* What is needed: A word-for-word restatement of the data is what is needed.

Segment Start: Data to examine

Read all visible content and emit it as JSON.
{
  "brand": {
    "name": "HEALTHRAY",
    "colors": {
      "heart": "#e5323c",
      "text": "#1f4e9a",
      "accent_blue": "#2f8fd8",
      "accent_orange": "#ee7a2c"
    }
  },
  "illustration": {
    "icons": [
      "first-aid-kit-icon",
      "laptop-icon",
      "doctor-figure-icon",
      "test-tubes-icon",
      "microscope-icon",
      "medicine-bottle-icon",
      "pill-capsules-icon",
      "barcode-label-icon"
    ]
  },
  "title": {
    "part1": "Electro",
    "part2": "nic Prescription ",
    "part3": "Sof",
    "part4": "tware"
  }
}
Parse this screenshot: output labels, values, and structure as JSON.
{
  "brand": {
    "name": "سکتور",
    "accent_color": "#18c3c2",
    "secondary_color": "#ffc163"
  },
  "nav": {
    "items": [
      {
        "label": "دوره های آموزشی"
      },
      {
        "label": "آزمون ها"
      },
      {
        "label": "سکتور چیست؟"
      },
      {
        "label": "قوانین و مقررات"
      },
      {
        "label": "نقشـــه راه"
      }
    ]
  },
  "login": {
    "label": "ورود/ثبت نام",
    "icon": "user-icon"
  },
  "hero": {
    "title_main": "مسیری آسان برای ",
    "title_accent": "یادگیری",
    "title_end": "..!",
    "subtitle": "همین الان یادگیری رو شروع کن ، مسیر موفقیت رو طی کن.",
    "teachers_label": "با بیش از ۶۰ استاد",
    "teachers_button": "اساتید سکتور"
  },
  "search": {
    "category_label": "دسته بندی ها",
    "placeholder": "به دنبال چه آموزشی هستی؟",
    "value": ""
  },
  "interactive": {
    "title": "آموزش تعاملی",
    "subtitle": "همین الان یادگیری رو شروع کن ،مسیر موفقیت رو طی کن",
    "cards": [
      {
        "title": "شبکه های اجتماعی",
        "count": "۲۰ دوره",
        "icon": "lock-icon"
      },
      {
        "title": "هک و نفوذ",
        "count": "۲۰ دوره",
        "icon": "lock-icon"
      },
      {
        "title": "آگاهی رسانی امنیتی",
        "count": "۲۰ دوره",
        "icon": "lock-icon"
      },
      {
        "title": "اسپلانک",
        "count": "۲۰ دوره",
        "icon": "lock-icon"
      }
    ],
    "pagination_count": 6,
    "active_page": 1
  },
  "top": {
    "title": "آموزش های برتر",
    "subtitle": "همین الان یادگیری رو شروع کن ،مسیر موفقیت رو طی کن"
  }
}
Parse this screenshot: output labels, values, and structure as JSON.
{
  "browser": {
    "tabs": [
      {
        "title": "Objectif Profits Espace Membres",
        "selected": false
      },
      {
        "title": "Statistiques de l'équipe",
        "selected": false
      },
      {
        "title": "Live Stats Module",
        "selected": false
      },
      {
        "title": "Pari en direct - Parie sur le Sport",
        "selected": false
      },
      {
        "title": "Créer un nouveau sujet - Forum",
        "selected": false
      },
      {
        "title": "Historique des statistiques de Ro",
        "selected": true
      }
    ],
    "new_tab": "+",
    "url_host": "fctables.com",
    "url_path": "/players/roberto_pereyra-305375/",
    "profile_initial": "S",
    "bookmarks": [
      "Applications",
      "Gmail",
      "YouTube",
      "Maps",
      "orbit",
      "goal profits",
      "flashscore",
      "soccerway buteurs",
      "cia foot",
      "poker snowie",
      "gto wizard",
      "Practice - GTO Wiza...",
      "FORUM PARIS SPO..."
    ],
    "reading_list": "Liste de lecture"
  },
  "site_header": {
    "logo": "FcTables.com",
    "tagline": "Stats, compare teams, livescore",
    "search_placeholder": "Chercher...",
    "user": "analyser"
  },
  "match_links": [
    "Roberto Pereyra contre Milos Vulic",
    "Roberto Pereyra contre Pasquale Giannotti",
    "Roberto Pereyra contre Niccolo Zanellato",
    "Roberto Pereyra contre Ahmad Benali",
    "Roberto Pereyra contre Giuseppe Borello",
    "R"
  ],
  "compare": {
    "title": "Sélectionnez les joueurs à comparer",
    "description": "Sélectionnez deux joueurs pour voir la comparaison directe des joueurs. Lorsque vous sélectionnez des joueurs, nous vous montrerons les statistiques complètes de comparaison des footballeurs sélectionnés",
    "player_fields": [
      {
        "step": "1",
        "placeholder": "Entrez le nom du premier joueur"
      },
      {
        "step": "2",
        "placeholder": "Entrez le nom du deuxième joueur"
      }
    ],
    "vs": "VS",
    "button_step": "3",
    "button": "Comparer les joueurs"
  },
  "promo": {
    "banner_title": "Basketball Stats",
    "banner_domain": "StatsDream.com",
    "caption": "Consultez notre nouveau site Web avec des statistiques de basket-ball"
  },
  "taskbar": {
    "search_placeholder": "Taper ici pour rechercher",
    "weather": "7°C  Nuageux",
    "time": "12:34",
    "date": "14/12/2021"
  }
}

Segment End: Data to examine

* Exercise answer:
Read all visible content and emit it as JSON.
{
  "brand": {
    "name": "HEALTHRAY",
    "colors": {
      "heart": "#e5323c",
      "text": "#1f4e9a",
      "accent_blue": "#2f8fd8",
      "accent_orange": "#ee7a2c"
    }
  },
  "illustration": {
    "icons": [
      "first-aid-kit-icon",
      "laptop-icon",
      "doctor-figure-icon",
      "test-tubes-icon",
      "microscope-icon",
      "medicine-bottle-icon",
      "pill-capsules-icon",
      "barcode-label-icon"
    ]
  },
  "title": {
    "part1": "Electro",
    "part2": "nic Prescription ",
    "part3": "Sof",
    "part4": "tware"
  }
}
Parse this screenshot: output labels, values, and structure as JSON.
{
  "brand": {
    "name": "سکتور",
    "accent_color": "#18c3c2",
    "secondary_color": "#ffc163"
  },
  "nav": {
    "items": [
      {
        "label": "دوره های آموزشی"
      },
      {
        "label": "آزمون ها"
      },
      {
        "label": "سکتور چیست؟"
      },
      {
        "label": "قوانین و مقررات"
      },
      {
        "label": "نقشـــه راه"
      }
    ]
  },
  "login": {
    "label": "ورود/ثبت نام",
    "icon": "user-icon"
  },
  "hero": {
    "title_main": "مسیری آسان برای ",
    "title_accent": "یادگیری",
    "title_end": "..!",
    "subtitle": "همین الان یادگیری رو شروع کن ، مسیر موفقیت رو طی کن.",
    "teachers_label": "با بیش از ۶۰ استاد",
    "teachers_button": "اساتید سکتور"
  },
  "search": {
    "category_label": "دسته بندی ها",
    "placeholder": "به دنبال چه آموزشی هستی؟",
    "value": ""
  },
  "interactive": {
    "title": "آموزش تعاملی",
    "subtitle": "همین الان یادگیری رو شروع کن ،مسیر موفقیت رو طی کن",
    "cards": [
      {
        "title": "شبکه های اجتماعی",
        "count": "۲۰ دوره",
        "icon": "lock-icon"
      },
      {
        "title": "هک و نفوذ",
        "count": "۲۰ دوره",
        "icon": "lock-icon"
      },
      {
        "title": "آگاهی رسانی امنیتی",
        "count": "۲۰ دوره",
        "icon": "lock-icon"
      },
      {
        "title": "اسپلانک",
        "count": "۲۰ دوره",
        "icon": "lock-icon"
      }
    ],
    "pagination_count": 6,
    "active_page": 1
  },
  "top": {
    "title": "آموزش های برتر",
    "subtitle": "همین الان یادگیری رو شروع کن ،مسیر موفقیت رو طی کن"
  }
}
Parse this screenshot: output labels, values, and structure as JSON.
{
  "browser": {
    "tabs": [
      {
        "title": "Objectif Profits Espace Membres",
        "selected": false
      },
      {
        "title": "Statistiques de l'équipe",
        "selected": false
      },
      {
        "title": "Live Stats Module",
        "selected": false
      },
      {
        "title": "Pari en direct - Parie sur le Sport",
        "selected": false
      },
      {
        "title": "Créer un nouveau sujet - Forum",
        "selected": false
      },
      {
        "title": "Historique des statistiques de Ro",
        "selected": true
      }
    ],
    "new_tab": "+",
    "url_host": "fctables.com",
    "url_path": "/players/roberto_pereyra-305375/",
    "profile_initial": "S",
    "bookmarks": [
      "Applications",
      "Gmail",
      "YouTube",
      "Maps",
      "orbit",
      "goal profits",
      "flashscore",
      "soccerway buteurs",
      "cia foot",
      "poker snowie",
      "gto wizard",
      "Practice - GTO Wiza...",
      "FORUM PARIS SPO..."
    ],
    "reading_list": "Liste de lecture"
  },
  "site_header": {
    "logo": "FcTables.com",
    "tagline": "Stats, compare teams, livescore",
    "search_placeholder": "Chercher...",
    "user": "analyser"
  },
  "match_links": [
    "Roberto Pereyra contre Milos Vulic",
    "Roberto Pereyra contre Pasquale Giannotti",
    "Roberto Pereyra contre Niccolo Zanellato",
    "Roberto Pereyra contre Ahmad Benali",
    "Roberto Pereyra contre Giuseppe Borello",
    "R"
  ],
  "compare": {
    "title": "Sélectionnez les joueurs à comparer",
    "description": "Sélectionnez deux joueurs pour voir la comparaison directe des joueurs. Lorsque vous sélectionnez des joueurs, nous vous montrerons les statistiques complètes de comparaison des footballeurs sélectionnés",
    "player_fields": [
      {
        "step": "1",
        "placeholder": "Entrez le nom du premier joueur"
      },
      {
        "step": "2",
        "placeholder": "Entrez le nom du deuxième joueur"
      }
    ],
    "vs": "VS",
    "button_step": "3",
    "button": "Comparer les joueurs"
  },
  "promo": {
    "banner_title": "Basketball Stats",
    "banner_domain": "StatsDream.com",
    "caption": "Consultez notre nouveau site Web avec des statistiques de basket-ball"
  },
  "taskbar": {
    "search_placeholder": "Taper ici pour rechercher",
    "weather": "7°C  Nuageux",
    "time": "12:34",
    "date": "14/12/2021"
  }
}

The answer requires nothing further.